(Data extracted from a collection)
============================================================
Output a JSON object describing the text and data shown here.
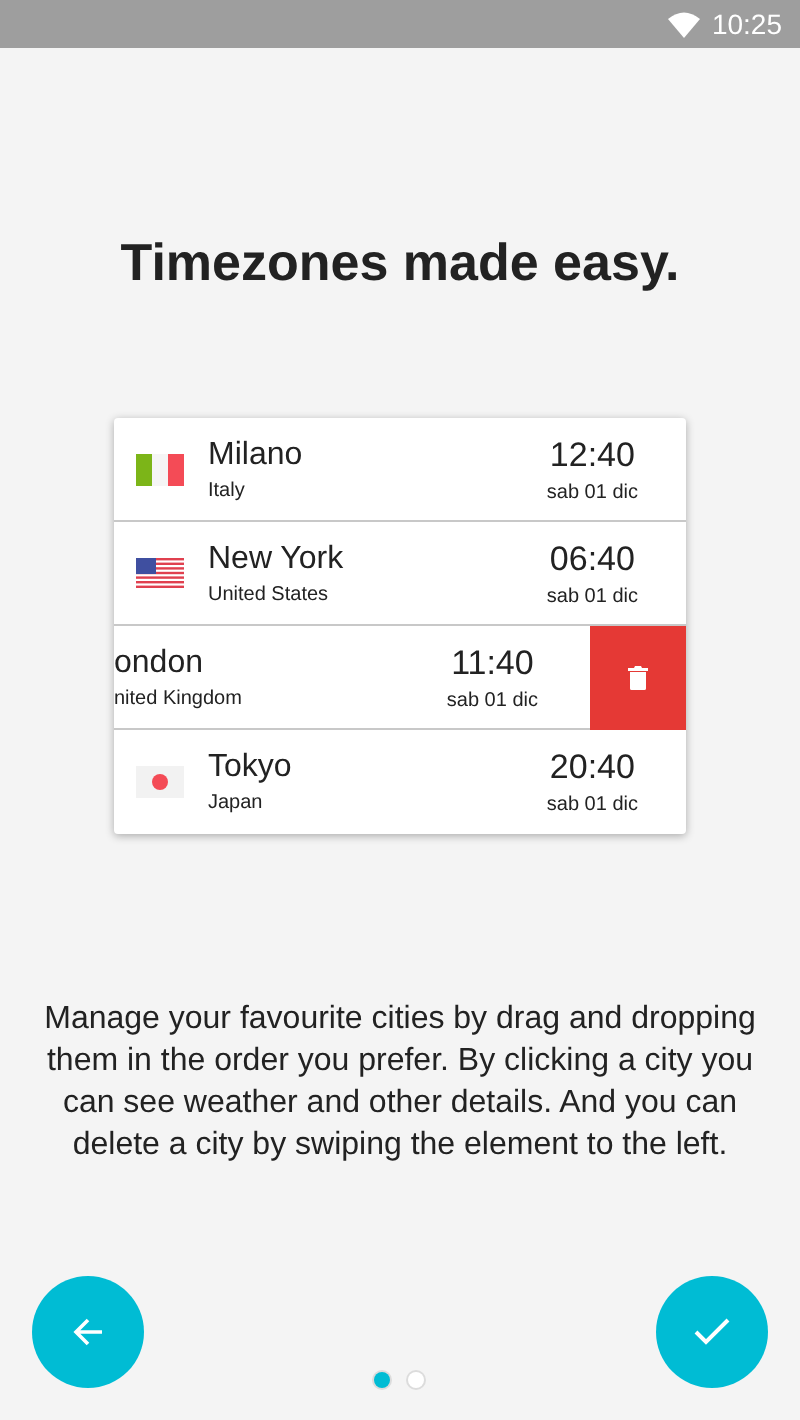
{
  "status_bar": {
    "time": "10:25"
  },
  "title": "Timezones made easy.",
  "cities": [
    {
      "kind": "italy",
      "swiped": false,
      "name": "Milano",
      "country": "Italy",
      "time": "12:40",
      "date": "sab 01 dic"
    },
    {
      "kind": "usa",
      "swiped": false,
      "name": "New York",
      "country": "United States",
      "time": "06:40",
      "date": "sab 01 dic"
    },
    {
      "swiped": true,
      "name": "ondon",
      "country": "nited Kingdom",
      "time": "11:40",
      "date": "sab 01 dic"
    },
    {
      "kind": "japan",
      "swiped": false,
      "name": "Tokyo",
      "country": "Japan",
      "time": "20:40",
      "date": "sab 01 dic"
    }
  ],
  "description": "Manage your favourite cities by drag and dropping them in the order you prefer. By clicking a city you can see weather and other details. And you can delete a city by swiping the element to the left.",
  "pages": [
    {
      "selected": true
    },
    {
      "selected": false
    }
  ]
}
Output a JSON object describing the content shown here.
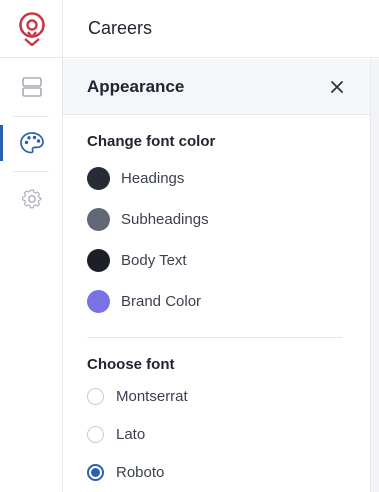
{
  "header": {
    "title": "Careers"
  },
  "sidebar": {
    "items": [
      {
        "name": "layout",
        "icon": "layout-icon"
      },
      {
        "name": "appearance",
        "icon": "palette-icon",
        "active": true
      },
      {
        "name": "settings",
        "icon": "gear-icon"
      }
    ]
  },
  "panel": {
    "title": "Appearance",
    "close_icon": "close-icon",
    "font_color": {
      "title": "Change font color",
      "items": [
        {
          "label": "Headings",
          "color": "#272b36"
        },
        {
          "label": "Subheadings",
          "color": "#626776"
        },
        {
          "label": "Body Text",
          "color": "#1c1f28"
        },
        {
          "label": "Brand Color",
          "color": "#7a72e4"
        }
      ]
    },
    "font": {
      "title": "Choose font",
      "options": [
        {
          "label": "Montserrat",
          "selected": false
        },
        {
          "label": "Lato",
          "selected": false
        },
        {
          "label": "Roboto",
          "selected": true
        }
      ]
    }
  },
  "colors": {
    "accent": "#2b5fb3",
    "logo": "#c8384a"
  }
}
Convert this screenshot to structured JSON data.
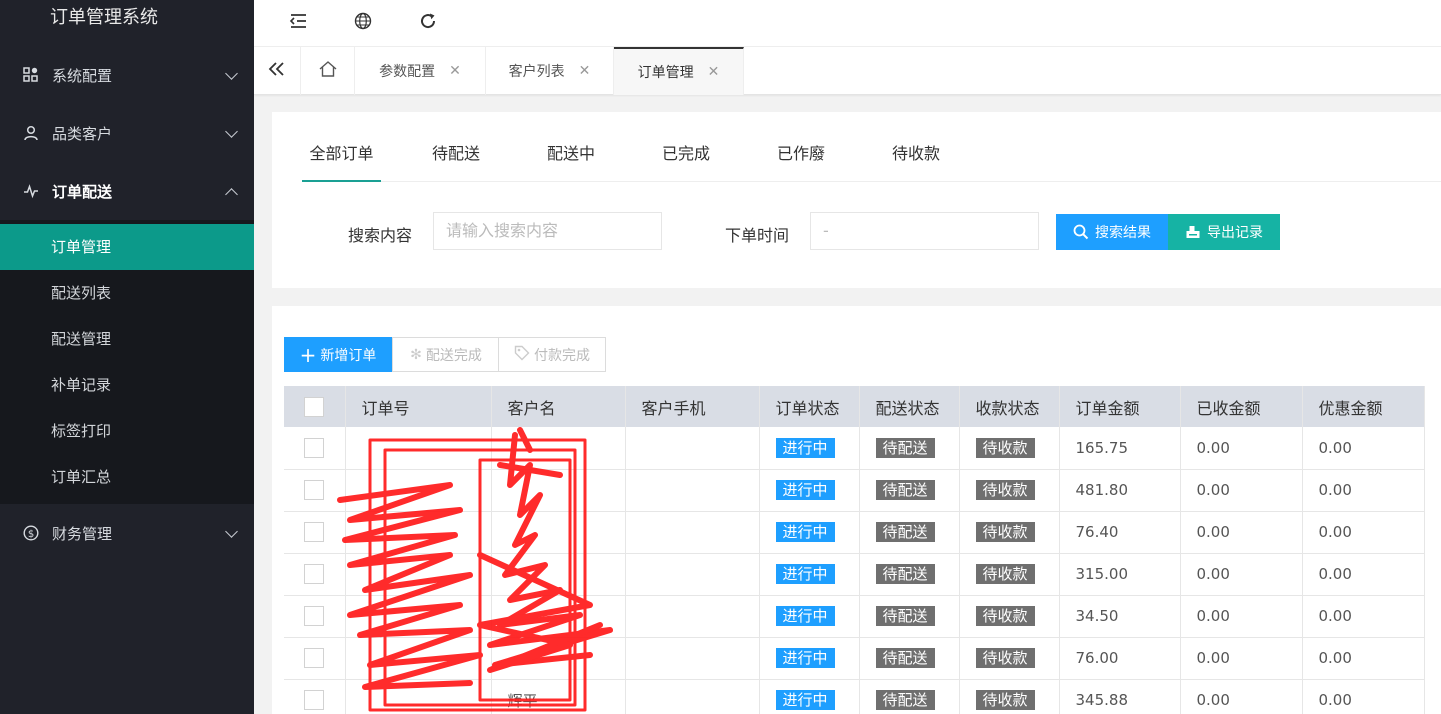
{
  "app": {
    "title": "订单管理系统"
  },
  "sidebar": {
    "groups": [
      {
        "label": "系统配置",
        "icon": "grid-icon",
        "expanded": false
      },
      {
        "label": "品类客户",
        "icon": "user-icon",
        "expanded": false
      },
      {
        "label": "订单配送",
        "icon": "pulse-icon",
        "expanded": true,
        "items": [
          "订单管理",
          "配送列表",
          "配送管理",
          "补单记录",
          "标签打印",
          "订单汇总"
        ]
      },
      {
        "label": "财务管理",
        "icon": "dollar-icon",
        "expanded": false
      }
    ]
  },
  "topbar": {
    "icons": [
      "menu-fold-icon",
      "globe-icon",
      "refresh-icon"
    ]
  },
  "tabs": [
    {
      "label": "参数配置"
    },
    {
      "label": "客户列表"
    },
    {
      "label": "订单管理"
    }
  ],
  "status_tabs": [
    "全部订单",
    "待配送",
    "配送中",
    "已完成",
    "已作廢",
    "待收款"
  ],
  "filters": {
    "search_label": "搜索内容",
    "search_placeholder": "请输入搜索内容",
    "time_label": "下单时间",
    "time_value": "-",
    "search_button": "搜索结果",
    "export_button": "导出记录"
  },
  "toolbar": {
    "add": "新增订单",
    "delivered": "配送完成",
    "paid": "付款完成"
  },
  "table": {
    "headers": [
      "订单号",
      "客户名",
      "客户手机",
      "订单状态",
      "配送状态",
      "收款状态",
      "订单金额",
      "已收金额",
      "优惠金额"
    ],
    "rows": [
      {
        "order_no": "",
        "customer": "",
        "phone": "",
        "status": "进行中",
        "delivery": "待配送",
        "payment": "待收款",
        "amount": "165.75",
        "received": "0.00",
        "discount": "0.00"
      },
      {
        "order_no": "",
        "customer": "",
        "phone": "",
        "status": "进行中",
        "delivery": "待配送",
        "payment": "待收款",
        "amount": "481.80",
        "received": "0.00",
        "discount": "0.00"
      },
      {
        "order_no": "",
        "customer": "",
        "phone": "",
        "status": "进行中",
        "delivery": "待配送",
        "payment": "待收款",
        "amount": "76.40",
        "received": "0.00",
        "discount": "0.00"
      },
      {
        "order_no": "",
        "customer": "",
        "phone": "",
        "status": "进行中",
        "delivery": "待配送",
        "payment": "待收款",
        "amount": "315.00",
        "received": "0.00",
        "discount": "0.00"
      },
      {
        "order_no": "",
        "customer": "",
        "phone": "",
        "status": "进行中",
        "delivery": "待配送",
        "payment": "待收款",
        "amount": "34.50",
        "received": "0.00",
        "discount": "0.00"
      },
      {
        "order_no": "",
        "customer": "",
        "phone": "",
        "status": "进行中",
        "delivery": "待配送",
        "payment": "待收款",
        "amount": "76.00",
        "received": "0.00",
        "discount": "0.00"
      },
      {
        "order_no": "",
        "customer": "辉平",
        "phone": "",
        "status": "进行中",
        "delivery": "待配送",
        "payment": "待收款",
        "amount": "345.88",
        "received": "0.00",
        "discount": "0.00"
      }
    ]
  },
  "colors": {
    "accent_teal": "#0c9a8a",
    "primary_blue": "#1e9fff",
    "sidebar_bg": "#20222a",
    "redaction": "#ff1a1a"
  }
}
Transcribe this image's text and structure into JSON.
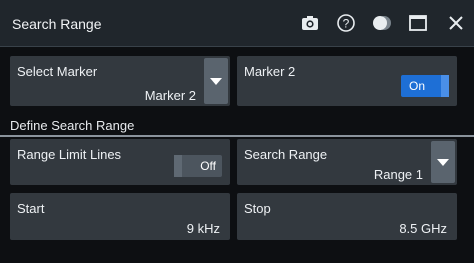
{
  "dialog": {
    "title": "Search Range",
    "icons": [
      "camera-icon",
      "help-icon",
      "theme-toggle-icon",
      "maximize-icon",
      "close-icon"
    ]
  },
  "select_marker": {
    "label": "Select Marker",
    "value": "Marker 2"
  },
  "marker_toggle": {
    "label": "Marker 2",
    "state": "On"
  },
  "section": {
    "title": "Define Search Range"
  },
  "range_limit_lines": {
    "label": "Range Limit Lines",
    "state": "Off"
  },
  "search_range": {
    "label": "Search Range",
    "value": "Range 1"
  },
  "start": {
    "label": "Start",
    "value": "9 kHz"
  },
  "stop": {
    "label": "Stop",
    "value": "8.5 GHz"
  },
  "colors": {
    "accent_on": "#1e6fd6",
    "field_bg": "#33393f",
    "titlebar_bg": "#20262c"
  }
}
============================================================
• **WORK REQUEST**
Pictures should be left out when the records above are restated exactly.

• **YOUR RESPONSE**
Output a JSON object describing the text and data shown here.
{
  "status_bar": {
    "time": "10:25"
  },
  "title": "Timezones made easy.",
  "cities": [
    {
      "kind": "italy",
      "swiped": false,
      "name": "Milano",
      "country": "Italy",
      "time": "12:40",
      "date": "sab 01 dic"
    },
    {
      "kind": "usa",
      "swiped": false,
      "name": "New York",
      "country": "United States",
      "time": "06:40",
      "date": "sab 01 dic"
    },
    {
      "swiped": true,
      "name": "ondon",
      "country": "nited Kingdom",
      "time": "11:40",
      "date": "sab 01 dic"
    },
    {
      "kind": "japan",
      "swiped": false,
      "name": "Tokyo",
      "country": "Japan",
      "time": "20:40",
      "date": "sab 01 dic"
    }
  ],
  "description": "Manage your favourite cities by drag and dropping them in the order you prefer. By clicking a city you can see weather and other details. And you can delete a city by swiping the element to the left.",
  "pages": [
    {
      "selected": true
    },
    {
      "selected": false
    }
  ]
}
Output a JSON object describing the content shown here.
{
  "header": {
    "title": "Careers"
  },
  "sidebar": {
    "items": [
      {
        "name": "layout",
        "icon": "layout-icon"
      },
      {
        "name": "appearance",
        "icon": "palette-icon",
        "active": true
      },
      {
        "name": "settings",
        "icon": "gear-icon"
      }
    ]
  },
  "panel": {
    "title": "Appearance",
    "close_icon": "close-icon",
    "font_color": {
      "title": "Change font color",
      "items": [
        {
          "label": "Headings",
          "color": "#272b36"
        },
        {
          "label": "Subheadings",
          "color": "#626776"
        },
        {
          "label": "Body Text",
          "color": "#1c1f28"
        },
        {
          "label": "Brand Color",
          "color": "#7a72e4"
        }
      ]
    },
    "font": {
      "title": "Choose font",
      "options": [
        {
          "label": "Montserrat",
          "selected": false
        },
        {
          "label": "Lato",
          "selected": false
        },
        {
          "label": "Roboto",
          "selected": true
        }
      ]
    }
  },
  "colors": {
    "accent": "#2b5fb3",
    "logo": "#c8384a"
  }
}
Convert this screenshot to structured JSON data.
{
  "app": {
    "title": "订单管理系统"
  },
  "sidebar": {
    "groups": [
      {
        "label": "系统配置",
        "icon": "grid-icon",
        "expanded": false
      },
      {
        "label": "品类客户",
        "icon": "user-icon",
        "expanded": false
      },
      {
        "label": "订单配送",
        "icon": "pulse-icon",
        "expanded": true,
        "items": [
          "订单管理",
          "配送列表",
          "配送管理",
          "补单记录",
          "标签打印",
          "订单汇总"
        ]
      },
      {
        "label": "财务管理",
        "icon": "dollar-icon",
        "expanded": false
      }
    ]
  },
  "topbar": {
    "icons": [
      "menu-fold-icon",
      "globe-icon",
      "refresh-icon"
    ]
  },
  "tabs": [
    {
      "label": "参数配置"
    },
    {
      "label": "客户列表"
    },
    {
      "label": "订单管理"
    }
  ],
  "status_tabs": [
    "全部订单",
    "待配送",
    "配送中",
    "已完成",
    "已作廢",
    "待收款"
  ],
  "filters": {
    "search_label": "搜索内容",
    "search_placeholder": "请输入搜索内容",
    "time_label": "下单时间",
    "time_value": "-",
    "search_button": "搜索结果",
    "export_button": "导出记录"
  },
  "toolbar": {
    "add": "新增订单",
    "delivered": "配送完成",
    "paid": "付款完成"
  },
  "table": {
    "headers": [
      "订单号",
      "客户名",
      "客户手机",
      "订单状态",
      "配送状态",
      "收款状态",
      "订单金额",
      "已收金额",
      "优惠金额"
    ],
    "rows": [
      {
        "order_no": "",
        "customer": "",
        "phone": "",
        "status": "进行中",
        "delivery": "待配送",
        "payment": "待收款",
        "amount": "165.75",
        "received": "0.00",
        "discount": "0.00"
      },
      {
        "order_no": "",
        "customer": "",
        "phone": "",
        "status": "进行中",
        "delivery": "待配送",
        "payment": "待收款",
        "amount": "481.80",
        "received": "0.00",
        "discount": "0.00"
      },
      {
        "order_no": "",
        "customer": "",
        "phone": "",
        "status": "进行中",
        "delivery": "待配送",
        "payment": "待收款",
        "amount": "76.40",
        "received": "0.00",
        "discount": "0.00"
      },
      {
        "order_no": "",
        "customer": "",
        "phone": "",
        "status": "进行中",
        "delivery": "待配送",
        "payment": "待收款",
        "amount": "315.00",
        "received": "0.00",
        "discount": "0.00"
      },
      {
        "order_no": "",
        "customer": "",
        "phone": "",
        "status": "进行中",
        "delivery": "待配送",
        "payment": "待收款",
        "amount": "34.50",
        "received": "0.00",
        "discount": "0.00"
      },
      {
        "order_no": "",
        "customer": "",
        "phone": "",
        "status": "进行中",
        "delivery": "待配送",
        "payment": "待收款",
        "amount": "76.00",
        "received": "0.00",
        "discount": "0.00"
      },
      {
        "order_no": "",
        "customer": "辉平",
        "phone": "",
        "status": "进行中",
        "delivery": "待配送",
        "payment": "待收款",
        "amount": "345.88",
        "received": "0.00",
        "discount": "0.00"
      }
    ]
  },
  "colors": {
    "accent_teal": "#0c9a8a",
    "primary_blue": "#1e9fff",
    "sidebar_bg": "#20222a",
    "redaction": "#ff1a1a"
  }
}
Transcribe this image's text and structure into JSON.
{
  "dialog": {
    "title": "Search Range",
    "icons": [
      "camera-icon",
      "help-icon",
      "theme-toggle-icon",
      "maximize-icon",
      "close-icon"
    ]
  },
  "select_marker": {
    "label": "Select Marker",
    "value": "Marker 2"
  },
  "marker_toggle": {
    "label": "Marker 2",
    "state": "On"
  },
  "section": {
    "title": "Define Search Range"
  },
  "range_limit_lines": {
    "label": "Range Limit Lines",
    "state": "Off"
  },
  "search_range": {
    "label": "Search Range",
    "value": "Range 1"
  },
  "start": {
    "label": "Start",
    "value": "9 kHz"
  },
  "stop": {
    "label": "Stop",
    "value": "8.5 GHz"
  },
  "colors": {
    "accent_on": "#1e6fd6",
    "field_bg": "#33393f",
    "titlebar_bg": "#20262c"
  }
}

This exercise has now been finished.